ENTRIES SHOWN ▸
########################################
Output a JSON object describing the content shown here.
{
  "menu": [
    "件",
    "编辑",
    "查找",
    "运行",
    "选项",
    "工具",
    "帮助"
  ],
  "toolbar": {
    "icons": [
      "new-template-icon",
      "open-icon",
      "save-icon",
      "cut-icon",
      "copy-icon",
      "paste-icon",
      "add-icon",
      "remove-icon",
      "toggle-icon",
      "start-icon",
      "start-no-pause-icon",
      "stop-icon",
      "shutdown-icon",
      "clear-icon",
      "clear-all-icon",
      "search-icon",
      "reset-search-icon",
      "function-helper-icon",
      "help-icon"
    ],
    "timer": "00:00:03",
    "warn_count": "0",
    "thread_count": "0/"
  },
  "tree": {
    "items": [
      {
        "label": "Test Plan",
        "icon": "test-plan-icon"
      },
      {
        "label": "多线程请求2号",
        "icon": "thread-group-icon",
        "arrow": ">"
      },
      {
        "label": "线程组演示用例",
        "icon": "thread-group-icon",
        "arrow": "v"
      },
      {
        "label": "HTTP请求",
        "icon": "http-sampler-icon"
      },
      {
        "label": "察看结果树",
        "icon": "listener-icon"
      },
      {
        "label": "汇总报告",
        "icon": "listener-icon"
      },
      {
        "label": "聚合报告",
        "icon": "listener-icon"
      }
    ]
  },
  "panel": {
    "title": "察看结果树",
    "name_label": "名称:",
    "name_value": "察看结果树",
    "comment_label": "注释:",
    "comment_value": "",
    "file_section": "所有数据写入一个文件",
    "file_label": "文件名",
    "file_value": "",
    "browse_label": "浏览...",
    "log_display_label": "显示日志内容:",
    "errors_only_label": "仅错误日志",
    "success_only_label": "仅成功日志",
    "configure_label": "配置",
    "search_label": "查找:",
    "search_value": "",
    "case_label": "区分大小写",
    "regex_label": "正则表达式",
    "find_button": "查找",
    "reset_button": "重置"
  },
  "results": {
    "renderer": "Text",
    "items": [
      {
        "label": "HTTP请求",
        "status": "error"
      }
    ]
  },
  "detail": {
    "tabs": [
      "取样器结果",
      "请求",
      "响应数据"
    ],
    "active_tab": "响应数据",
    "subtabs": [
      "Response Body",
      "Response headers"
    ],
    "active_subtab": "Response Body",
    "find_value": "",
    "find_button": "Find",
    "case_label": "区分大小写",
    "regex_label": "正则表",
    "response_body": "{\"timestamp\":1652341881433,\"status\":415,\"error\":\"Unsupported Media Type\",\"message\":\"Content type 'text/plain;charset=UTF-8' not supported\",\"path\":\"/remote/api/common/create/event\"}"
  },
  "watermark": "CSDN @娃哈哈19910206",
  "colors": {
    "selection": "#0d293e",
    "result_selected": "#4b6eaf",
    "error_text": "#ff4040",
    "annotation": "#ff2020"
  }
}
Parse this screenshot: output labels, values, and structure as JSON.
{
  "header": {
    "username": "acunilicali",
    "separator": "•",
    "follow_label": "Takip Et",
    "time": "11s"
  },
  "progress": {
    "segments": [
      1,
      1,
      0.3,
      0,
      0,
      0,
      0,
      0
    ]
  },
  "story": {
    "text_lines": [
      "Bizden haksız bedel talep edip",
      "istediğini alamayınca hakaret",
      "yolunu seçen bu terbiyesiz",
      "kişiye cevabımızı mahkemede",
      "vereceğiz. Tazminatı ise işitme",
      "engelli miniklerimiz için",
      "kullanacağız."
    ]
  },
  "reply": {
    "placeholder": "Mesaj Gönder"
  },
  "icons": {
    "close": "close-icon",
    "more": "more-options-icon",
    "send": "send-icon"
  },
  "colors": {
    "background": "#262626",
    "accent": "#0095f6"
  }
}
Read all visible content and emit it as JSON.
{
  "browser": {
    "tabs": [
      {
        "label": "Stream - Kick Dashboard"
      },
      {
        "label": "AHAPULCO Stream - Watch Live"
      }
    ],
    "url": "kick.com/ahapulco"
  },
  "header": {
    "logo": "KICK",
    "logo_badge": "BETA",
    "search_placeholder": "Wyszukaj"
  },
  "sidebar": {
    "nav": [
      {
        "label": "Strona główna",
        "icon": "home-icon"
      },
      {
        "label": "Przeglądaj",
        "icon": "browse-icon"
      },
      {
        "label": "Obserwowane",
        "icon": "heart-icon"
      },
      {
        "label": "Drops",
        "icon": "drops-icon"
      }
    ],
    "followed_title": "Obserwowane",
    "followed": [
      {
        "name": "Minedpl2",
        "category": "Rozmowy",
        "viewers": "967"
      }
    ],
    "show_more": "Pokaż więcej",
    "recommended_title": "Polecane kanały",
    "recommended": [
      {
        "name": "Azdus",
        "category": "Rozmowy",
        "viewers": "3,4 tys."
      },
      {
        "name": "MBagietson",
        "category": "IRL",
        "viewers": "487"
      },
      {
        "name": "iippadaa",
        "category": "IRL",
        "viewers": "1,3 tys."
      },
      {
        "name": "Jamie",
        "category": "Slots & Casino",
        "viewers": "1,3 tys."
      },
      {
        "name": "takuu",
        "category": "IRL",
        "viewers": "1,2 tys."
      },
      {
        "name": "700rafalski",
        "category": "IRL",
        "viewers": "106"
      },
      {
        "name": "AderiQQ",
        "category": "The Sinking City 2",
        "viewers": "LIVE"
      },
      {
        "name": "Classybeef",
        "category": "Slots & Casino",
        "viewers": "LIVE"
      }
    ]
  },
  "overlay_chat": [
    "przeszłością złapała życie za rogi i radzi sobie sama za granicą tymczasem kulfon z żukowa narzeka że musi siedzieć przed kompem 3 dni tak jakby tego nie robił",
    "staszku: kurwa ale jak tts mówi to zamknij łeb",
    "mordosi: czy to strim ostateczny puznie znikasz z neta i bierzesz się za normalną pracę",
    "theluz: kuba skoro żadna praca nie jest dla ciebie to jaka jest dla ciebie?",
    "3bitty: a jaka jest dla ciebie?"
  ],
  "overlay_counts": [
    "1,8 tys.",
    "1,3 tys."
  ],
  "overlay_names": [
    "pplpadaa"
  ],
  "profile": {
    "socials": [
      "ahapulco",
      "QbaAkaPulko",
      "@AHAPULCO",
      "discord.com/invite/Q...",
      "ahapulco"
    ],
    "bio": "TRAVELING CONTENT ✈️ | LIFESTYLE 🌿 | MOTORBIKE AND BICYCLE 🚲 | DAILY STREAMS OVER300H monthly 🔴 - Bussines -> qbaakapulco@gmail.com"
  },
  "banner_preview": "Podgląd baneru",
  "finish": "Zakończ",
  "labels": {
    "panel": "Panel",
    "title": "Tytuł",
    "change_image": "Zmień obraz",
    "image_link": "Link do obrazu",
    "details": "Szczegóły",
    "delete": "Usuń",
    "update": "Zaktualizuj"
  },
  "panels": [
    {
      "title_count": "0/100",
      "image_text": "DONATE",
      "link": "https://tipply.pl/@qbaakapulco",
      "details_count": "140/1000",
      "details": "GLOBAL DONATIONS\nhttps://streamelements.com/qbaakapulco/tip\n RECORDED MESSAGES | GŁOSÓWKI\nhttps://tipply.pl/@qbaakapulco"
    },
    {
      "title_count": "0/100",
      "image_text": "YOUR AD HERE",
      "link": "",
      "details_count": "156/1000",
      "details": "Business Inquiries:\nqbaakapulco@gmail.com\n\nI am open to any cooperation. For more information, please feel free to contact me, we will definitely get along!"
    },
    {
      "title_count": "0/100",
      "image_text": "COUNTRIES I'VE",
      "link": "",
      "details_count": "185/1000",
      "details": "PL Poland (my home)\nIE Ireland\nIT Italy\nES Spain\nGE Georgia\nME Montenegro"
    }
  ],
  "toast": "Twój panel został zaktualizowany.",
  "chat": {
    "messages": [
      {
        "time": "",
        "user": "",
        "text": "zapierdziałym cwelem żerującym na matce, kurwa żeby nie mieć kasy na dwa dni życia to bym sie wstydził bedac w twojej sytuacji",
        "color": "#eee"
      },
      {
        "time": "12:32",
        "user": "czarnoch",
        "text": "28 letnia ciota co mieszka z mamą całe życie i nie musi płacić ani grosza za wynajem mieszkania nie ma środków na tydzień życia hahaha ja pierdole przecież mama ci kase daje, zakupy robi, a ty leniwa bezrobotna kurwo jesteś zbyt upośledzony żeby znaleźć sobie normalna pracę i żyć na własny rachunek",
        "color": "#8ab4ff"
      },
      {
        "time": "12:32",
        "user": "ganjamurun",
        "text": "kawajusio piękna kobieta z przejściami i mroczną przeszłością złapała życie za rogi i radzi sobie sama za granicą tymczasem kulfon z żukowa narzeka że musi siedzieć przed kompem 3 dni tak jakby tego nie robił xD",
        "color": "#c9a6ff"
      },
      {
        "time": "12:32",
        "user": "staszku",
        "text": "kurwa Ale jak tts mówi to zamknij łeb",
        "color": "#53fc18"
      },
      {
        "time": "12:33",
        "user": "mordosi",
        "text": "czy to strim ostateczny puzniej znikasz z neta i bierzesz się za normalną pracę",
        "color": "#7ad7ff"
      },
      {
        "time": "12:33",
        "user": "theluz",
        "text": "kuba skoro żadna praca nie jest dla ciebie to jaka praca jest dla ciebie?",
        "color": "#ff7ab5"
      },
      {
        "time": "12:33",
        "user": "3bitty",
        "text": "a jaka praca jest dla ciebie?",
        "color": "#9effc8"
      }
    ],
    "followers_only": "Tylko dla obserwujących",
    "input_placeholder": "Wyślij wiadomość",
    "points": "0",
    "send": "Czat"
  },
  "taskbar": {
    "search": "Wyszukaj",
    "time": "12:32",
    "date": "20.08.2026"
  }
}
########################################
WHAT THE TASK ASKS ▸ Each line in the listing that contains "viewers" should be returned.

YOUR RESPONSE ▸
        "viewers": "967"
        "viewers": "3,4 tys."
        "viewers": "487"
        "viewers": "1,3 tys."
        "viewers": "1,3 tys."
        "viewers": "1,2 tys."
        "viewers": "106"
        "viewers": "LIVE"
        "viewers": "LIVE"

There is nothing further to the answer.